Task prompt —
Retype all of the material exactly, leaving no line out.
>>>
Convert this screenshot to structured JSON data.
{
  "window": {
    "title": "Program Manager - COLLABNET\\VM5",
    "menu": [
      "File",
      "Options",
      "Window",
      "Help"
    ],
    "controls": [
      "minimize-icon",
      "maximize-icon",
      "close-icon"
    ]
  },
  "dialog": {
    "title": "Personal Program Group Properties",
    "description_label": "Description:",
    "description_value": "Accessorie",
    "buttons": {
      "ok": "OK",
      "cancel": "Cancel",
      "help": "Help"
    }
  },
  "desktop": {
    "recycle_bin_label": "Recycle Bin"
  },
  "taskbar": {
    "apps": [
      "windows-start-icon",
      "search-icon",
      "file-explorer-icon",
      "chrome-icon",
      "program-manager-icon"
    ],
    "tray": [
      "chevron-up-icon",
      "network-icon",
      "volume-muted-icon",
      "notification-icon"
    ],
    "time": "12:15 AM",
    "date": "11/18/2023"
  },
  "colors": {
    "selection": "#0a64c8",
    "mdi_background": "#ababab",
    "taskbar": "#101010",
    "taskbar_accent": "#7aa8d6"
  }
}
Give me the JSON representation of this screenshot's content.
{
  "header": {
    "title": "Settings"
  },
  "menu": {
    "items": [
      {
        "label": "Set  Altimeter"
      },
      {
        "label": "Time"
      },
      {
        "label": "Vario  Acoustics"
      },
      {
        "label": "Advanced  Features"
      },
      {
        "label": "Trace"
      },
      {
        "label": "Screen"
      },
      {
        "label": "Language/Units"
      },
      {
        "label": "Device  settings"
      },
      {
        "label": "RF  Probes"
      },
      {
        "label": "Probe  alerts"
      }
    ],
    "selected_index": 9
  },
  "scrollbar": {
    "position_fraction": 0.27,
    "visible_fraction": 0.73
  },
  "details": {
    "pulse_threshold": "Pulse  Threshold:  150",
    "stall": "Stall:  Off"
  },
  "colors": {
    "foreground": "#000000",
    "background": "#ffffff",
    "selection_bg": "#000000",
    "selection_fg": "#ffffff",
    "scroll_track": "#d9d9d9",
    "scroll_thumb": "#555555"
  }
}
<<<
Written solution —
Convert this screenshot to structured JSON data.
{
  "window": {
    "title": "Program Manager - COLLABNET\\VM5",
    "menu": [
      "File",
      "Options",
      "Window",
      "Help"
    ],
    "controls": [
      "minimize-icon",
      "maximize-icon",
      "close-icon"
    ]
  },
  "dialog": {
    "title": "Personal Program Group Properties",
    "description_label": "Description:",
    "description_value": "Accessorie",
    "buttons": {
      "ok": "OK",
      "cancel": "Cancel",
      "help": "Help"
    }
  },
  "desktop": {
    "recycle_bin_label": "Recycle Bin"
  },
  "taskbar": {
    "apps": [
      "windows-start-icon",
      "search-icon",
      "file-explorer-icon",
      "chrome-icon",
      "program-manager-icon"
    ],
    "tray": [
      "chevron-up-icon",
      "network-icon",
      "volume-muted-icon",
      "notification-icon"
    ],
    "time": "12:15 AM",
    "date": "11/18/2023"
  },
  "colors": {
    "selection": "#0a64c8",
    "mdi_background": "#ababab",
    "taskbar": "#101010",
    "taskbar_accent": "#7aa8d6"
  }
}
Give me the JSON representation of this screenshot's content.
{
  "header": {
    "title": "Settings"
  },
  "menu": {
    "items": [
      {
        "label": "Set  Altimeter"
      },
      {
        "label": "Time"
      },
      {
        "label": "Vario  Acoustics"
      },
      {
        "label": "Advanced  Features"
      },
      {
        "label": "Trace"
      },
      {
        "label": "Screen"
      },
      {
        "label": "Language/Units"
      },
      {
        "label": "Device  settings"
      },
      {
        "label": "RF  Probes"
      },
      {
        "label": "Probe  alerts"
      }
    ],
    "selected_index": 9
  },
  "scrollbar": {
    "position_fraction": 0.27,
    "visible_fraction": 0.73
  },
  "details": {
    "pulse_threshold": "Pulse  Threshold:  150",
    "stall": "Stall:  Off"
  },
  "colors": {
    "foreground": "#000000",
    "background": "#ffffff",
    "selection_bg": "#000000",
    "selection_fg": "#ffffff",
    "scroll_track": "#d9d9d9",
    "scroll_thumb": "#555555"
  }
}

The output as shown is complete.